The data provided gives you access to information on manufacturers, models, sales in thousands of units, the resale price, the price in thousands of dollars, and more from 2008-2012. With the data provided, use Alteryx to find the top 10 manufacturers with the lowest average depreciation across their various models. Follow the instructions below.

Instructions

Calculate Depreciation for each specific model. Convert the number from thousands to regular units (i.e. 5.14 in thousands to 5140)

Remove any rows of data that have a null price or resale value.

Average the depreciation for each model across the manufacturers. Round to two decimal places.

Remove any rows of data for manufacturers who did not have at least 3 models to prevent outliers.

Sort by average depreciation in ascending order. The output should only include the manufacturers and their average depreciation. Limit the output to the ten manufacturers with the least average depreciation

That one threw me for a bit. I used the wrong field to start, the “Sales_in_thousands_of_units” and not the “Price_in_thousands” field. I should have read the data dictionary more closely!
Also, it was easier once I realized that each car model was only listed once, it wasn’t transaction data. After that, much easier. My solution is below.

Great Alteryx challenge! I forgot to change the depreciation that we calculated from a string to a number, so I spun my wheels for a while trying to get the average. I also didn’t know about the fixed decimal data type, but that comes in handy for this one. Overall, solid for brushing up on formulas, summarizing, filtering, and some of the other basic Alteryx tools. This was my solution:

Alteryx is so forgiving. I used Sales instead of Price for my initial depreciation formula, but once I fixed that, everything else down the chain flowed so smoothly. I also appreciate the ability to pull other data flows off of different points; I worried that my summarize functions would be off, so I split off the count from the average to double-check my work.
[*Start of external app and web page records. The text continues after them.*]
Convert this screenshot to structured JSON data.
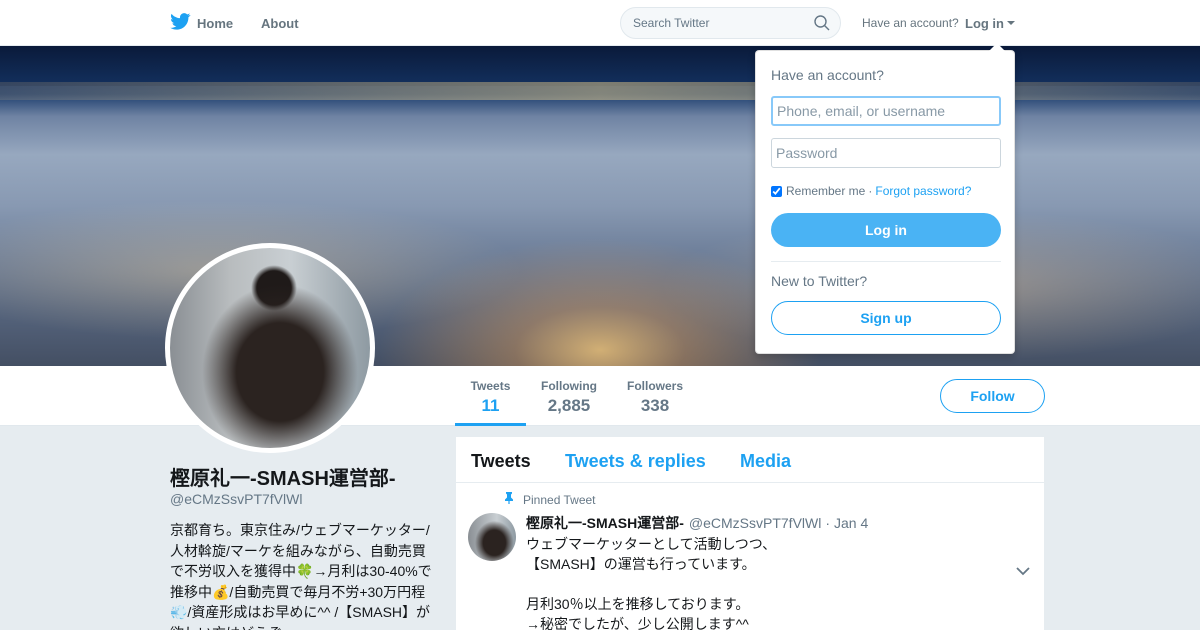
{
  "nav": {
    "home_label": "Home",
    "about_label": "About",
    "search_placeholder": "Search Twitter",
    "have_account_label": "Have an account?",
    "login_label": "Log in"
  },
  "profile": {
    "name": "樫原礼一-SMASH運営部-",
    "handle": "@eCMzSsvPT7fVlWl",
    "bio": "京都育ち。東京住み/ウェブマーケッター/人材斡旋/マーケを組みながら、自動売買で不労収入を獲得中🍀→月利は30-40%で推移中💰/自動売買で毎月不労+30万円程💨/資産形成はお早めに^^ /【SMASH】が欲しい方はどうぞ↓"
  },
  "stats": [
    {
      "label": "Tweets",
      "value": "11"
    },
    {
      "label": "Following",
      "value": "2,885"
    },
    {
      "label": "Followers",
      "value": "338"
    }
  ],
  "follow_label": "Follow",
  "timeline": {
    "tabs": [
      "Tweets",
      "Tweets & replies",
      "Media"
    ],
    "tweet": {
      "pinned_label": "Pinned Tweet",
      "fullname": "樫原礼一-SMASH運営部-",
      "username": "@eCMzSsvPT7fVlWl",
      "separator": "·",
      "date": "Jan 4",
      "text": "ウェブマーケッターとして活動しつつ、\n【SMASH】の運営も行っています。\n\n月利30％以上を推移しております。\n→秘密でしたが、少し公開します^^"
    }
  },
  "login_dropdown": {
    "title": "Have an account?",
    "username_placeholder": "Phone, email, or username",
    "password_placeholder": "Password",
    "remember_label": "Remember me",
    "separator": "·",
    "forgot_label": "Forgot password?",
    "login_button": "Log in",
    "new_label": "New to Twitter?",
    "signup_button": "Sign up"
  },
  "colors": {
    "accent": "#1da1f2",
    "login_button": "#4ab3f4",
    "background": "#e6ecf0"
  },
  "icons": [
    "twitter-bird-icon",
    "search-icon",
    "caret-down-icon",
    "pin-icon",
    "chevron-down-icon"
  ]
}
Thanks for the challenge, Dylan!

Cool problem! I probably didn’t take the most efficient approach in regards to filtering out manufacturers without at least 3 models but it worked out anyways.

Same. I ended up going a bit overboard with what I did. Also, I need to figure out how to rewrite the descriptions below each tool like how you have it presented. I feel like that makes it much more understandable and aesthetically pleasing.
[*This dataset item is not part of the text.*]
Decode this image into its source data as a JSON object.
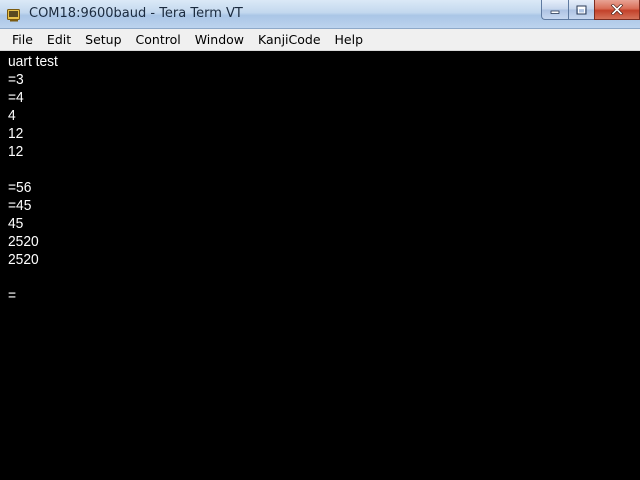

This was a cool challenge, I tried a couple of different ways to count the number of models for each manufacturer, but couldn’t figure it out. The solution showed me a cool way of doing it thinking outside the box. I didn’t even know the CountDistinct was an option for the summarize tool until now

This one was a little tricky with the double filter. This problem was good at reminding me to take a step back and think about what data I am trying to find. Alteryx has shown me how to break things into simple steps.